§ EXERCISE
Go through the data below and repeat it exactly, skipping each picture.

[Web page and app entries]
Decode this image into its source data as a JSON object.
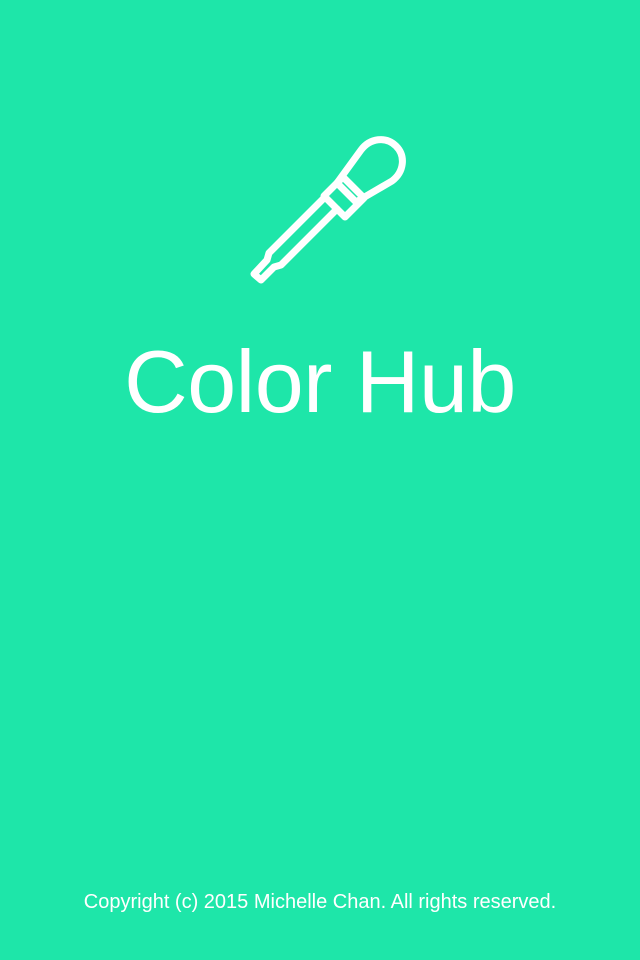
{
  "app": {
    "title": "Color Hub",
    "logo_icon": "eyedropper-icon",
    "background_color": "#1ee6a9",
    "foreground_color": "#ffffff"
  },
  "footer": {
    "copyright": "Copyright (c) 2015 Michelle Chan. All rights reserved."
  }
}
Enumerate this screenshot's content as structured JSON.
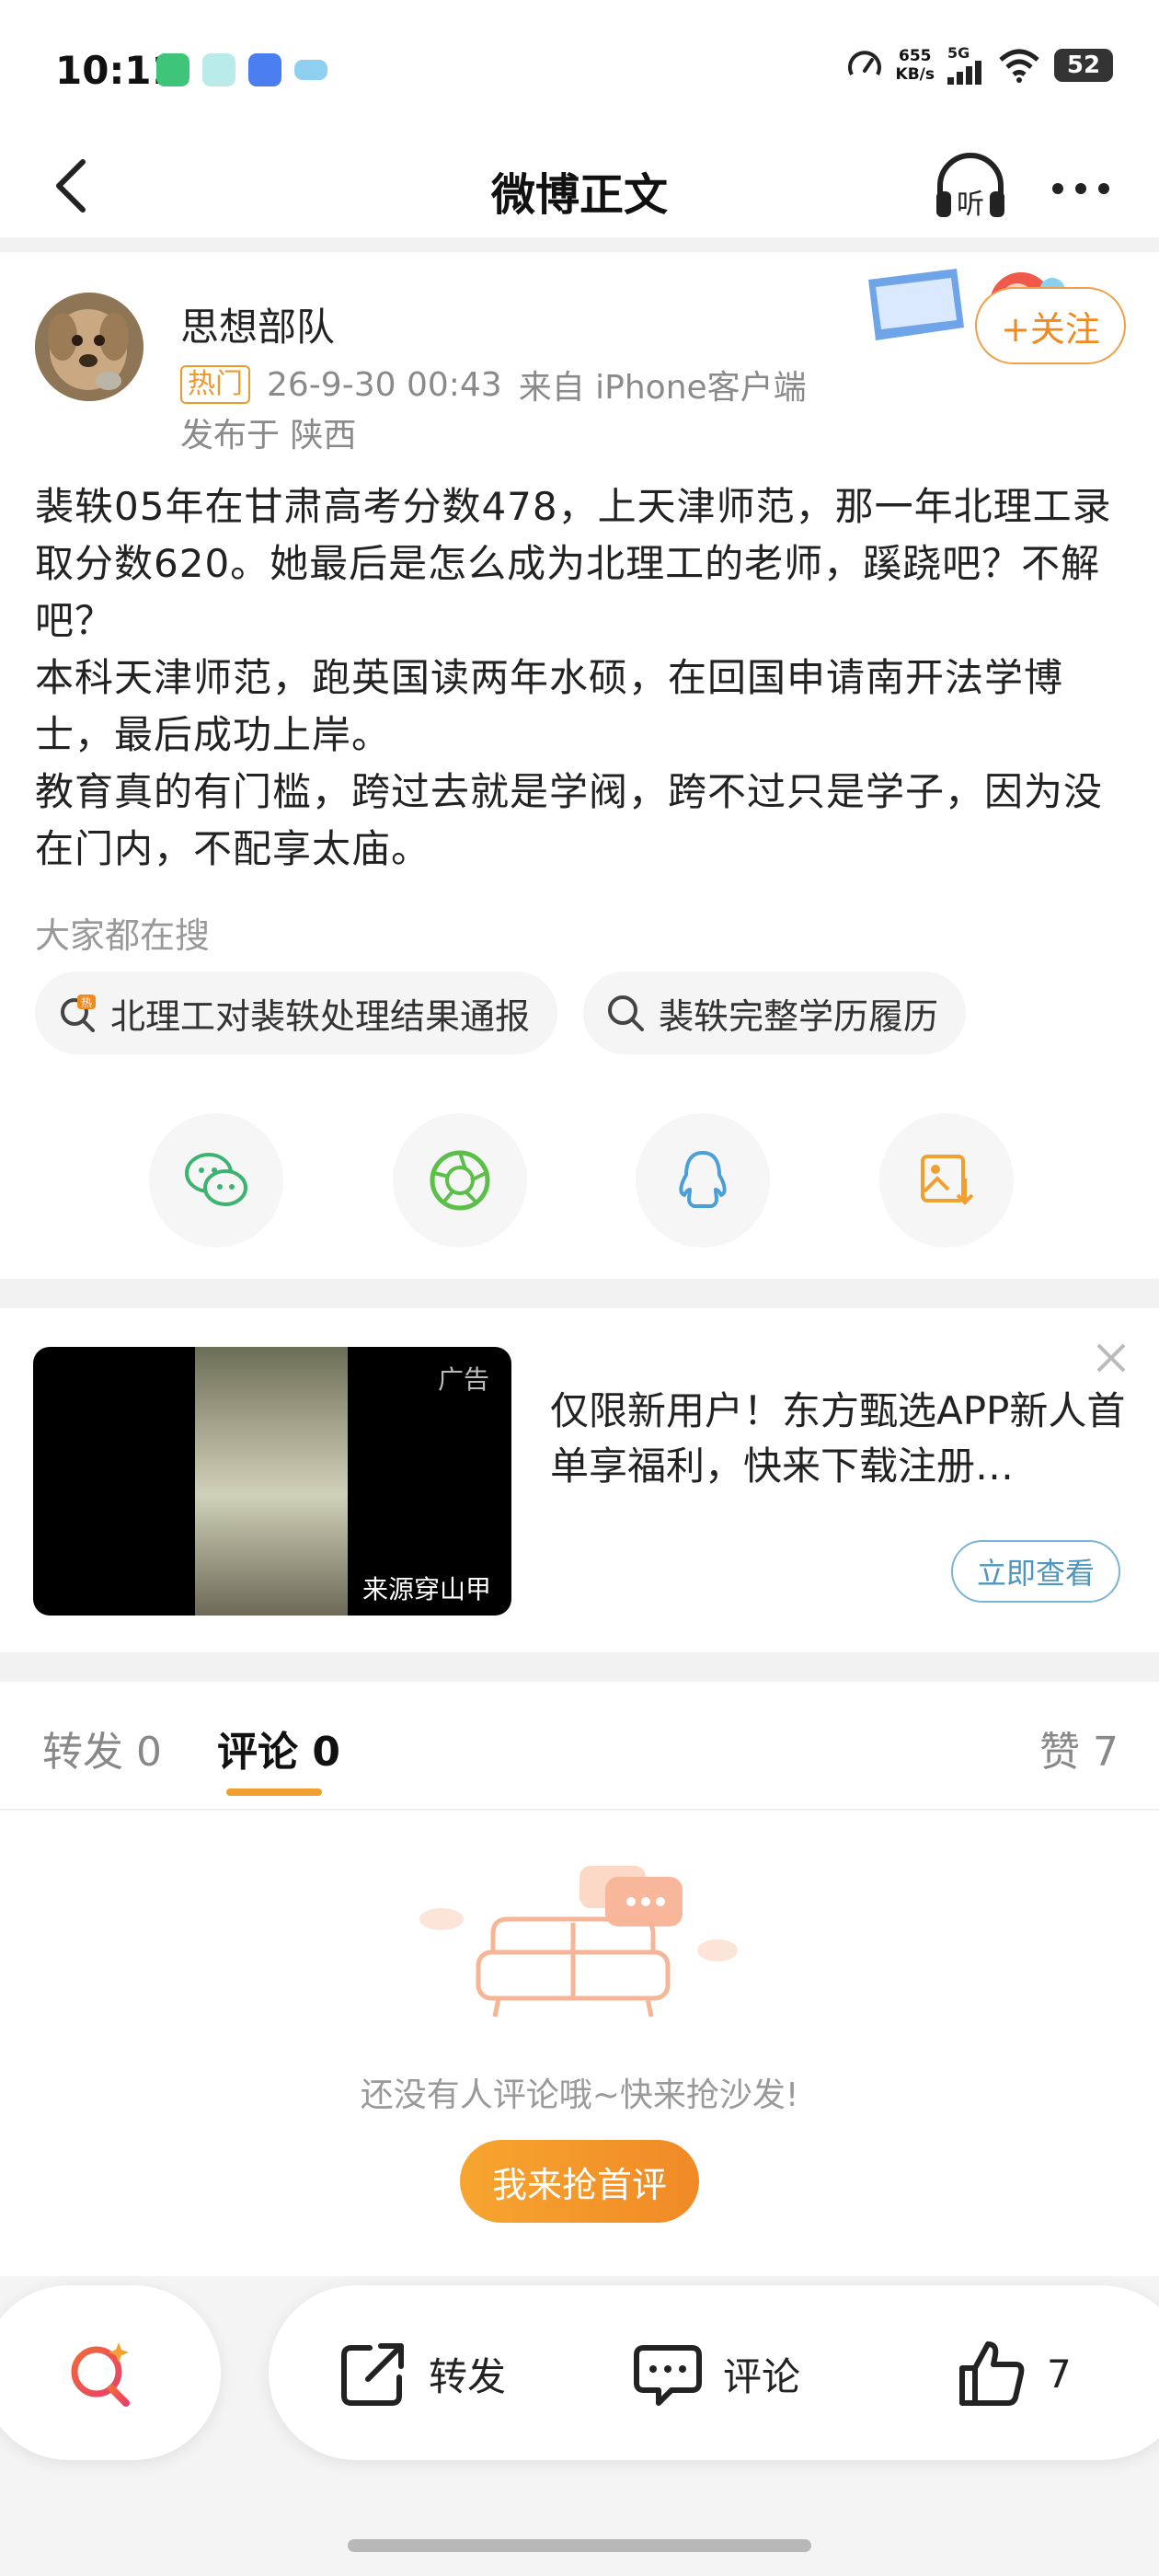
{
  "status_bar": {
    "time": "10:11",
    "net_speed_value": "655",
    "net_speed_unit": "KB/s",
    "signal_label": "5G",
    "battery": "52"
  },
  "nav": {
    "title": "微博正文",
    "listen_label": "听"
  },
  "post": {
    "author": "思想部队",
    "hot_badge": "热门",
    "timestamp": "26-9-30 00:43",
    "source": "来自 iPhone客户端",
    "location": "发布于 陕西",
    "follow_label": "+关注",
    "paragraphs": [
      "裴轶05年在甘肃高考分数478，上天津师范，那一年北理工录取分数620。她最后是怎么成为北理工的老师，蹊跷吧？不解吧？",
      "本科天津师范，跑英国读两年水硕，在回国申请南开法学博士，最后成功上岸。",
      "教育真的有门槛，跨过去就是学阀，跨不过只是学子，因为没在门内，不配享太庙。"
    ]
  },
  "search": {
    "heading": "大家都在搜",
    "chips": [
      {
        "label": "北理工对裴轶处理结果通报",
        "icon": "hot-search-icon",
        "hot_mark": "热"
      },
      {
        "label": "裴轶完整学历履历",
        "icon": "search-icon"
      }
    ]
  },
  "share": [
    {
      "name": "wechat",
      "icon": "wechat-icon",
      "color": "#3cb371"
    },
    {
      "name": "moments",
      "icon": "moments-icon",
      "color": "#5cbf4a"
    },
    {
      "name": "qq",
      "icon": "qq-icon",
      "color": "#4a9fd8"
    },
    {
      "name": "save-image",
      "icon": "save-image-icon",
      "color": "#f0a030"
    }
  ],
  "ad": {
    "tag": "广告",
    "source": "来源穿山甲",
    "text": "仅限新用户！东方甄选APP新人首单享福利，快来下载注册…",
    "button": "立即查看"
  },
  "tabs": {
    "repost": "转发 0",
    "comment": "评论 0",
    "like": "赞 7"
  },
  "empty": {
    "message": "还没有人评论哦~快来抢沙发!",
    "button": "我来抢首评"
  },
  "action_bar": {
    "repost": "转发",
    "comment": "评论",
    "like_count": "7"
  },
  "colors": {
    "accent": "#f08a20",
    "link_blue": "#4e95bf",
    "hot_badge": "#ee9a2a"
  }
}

§ WRITTEN ANSWER
Decode this image into its source data as a JSON object.
{
  "app": {
    "title": "Color Hub",
    "logo_icon": "eyedropper-icon",
    "background_color": "#1ee6a9",
    "foreground_color": "#ffffff"
  },
  "footer": {
    "copyright": "Copyright (c) 2015 Michelle Chan. All rights reserved."
  }
}
Enumerate this screenshot's content as structured JSON.
{
  "status_bar": {
    "time": "10:11",
    "net_speed_value": "655",
    "net_speed_unit": "KB/s",
    "signal_label": "5G",
    "battery": "52"
  },
  "nav": {
    "title": "微博正文",
    "listen_label": "听"
  },
  "post": {
    "author": "思想部队",
    "hot_badge": "热门",
    "timestamp": "26-9-30 00:43",
    "source": "来自 iPhone客户端",
    "location": "发布于 陕西",
    "follow_label": "+关注",
    "paragraphs": [
      "裴轶05年在甘肃高考分数478，上天津师范，那一年北理工录取分数620。她最后是怎么成为北理工的老师，蹊跷吧？不解吧？",
      "本科天津师范，跑英国读两年水硕，在回国申请南开法学博士，最后成功上岸。",
      "教育真的有门槛，跨过去就是学阀，跨不过只是学子，因为没在门内，不配享太庙。"
    ]
  },
  "search": {
    "heading": "大家都在搜",
    "chips": [
      {
        "label": "北理工对裴轶处理结果通报",
        "icon": "hot-search-icon",
        "hot_mark": "热"
      },
      {
        "label": "裴轶完整学历履历",
        "icon": "search-icon"
      }
    ]
  },
  "share": [
    {
      "name": "wechat",
      "icon": "wechat-icon",
      "color": "#3cb371"
    },
    {
      "name": "moments",
      "icon": "moments-icon",
      "color": "#5cbf4a"
    },
    {
      "name": "qq",
      "icon": "qq-icon",
      "color": "#4a9fd8"
    },
    {
      "name": "save-image",
      "icon": "save-image-icon",
      "color": "#f0a030"
    }
  ],
  "ad": {
    "tag": "广告",
    "source": "来源穿山甲",
    "text": "仅限新用户！东方甄选APP新人首单享福利，快来下载注册…",
    "button": "立即查看"
  },
  "tabs": {
    "repost": "转发 0",
    "comment": "评论 0",
    "like": "赞 7"
  },
  "empty": {
    "message": "还没有人评论哦~快来抢沙发!",
    "button": "我来抢首评"
  },
  "action_bar": {
    "repost": "转发",
    "comment": "评论",
    "like_count": "7"
  },
  "colors": {
    "accent": "#f08a20",
    "link_blue": "#4e95bf",
    "hot_badge": "#ee9a2a"
  }
}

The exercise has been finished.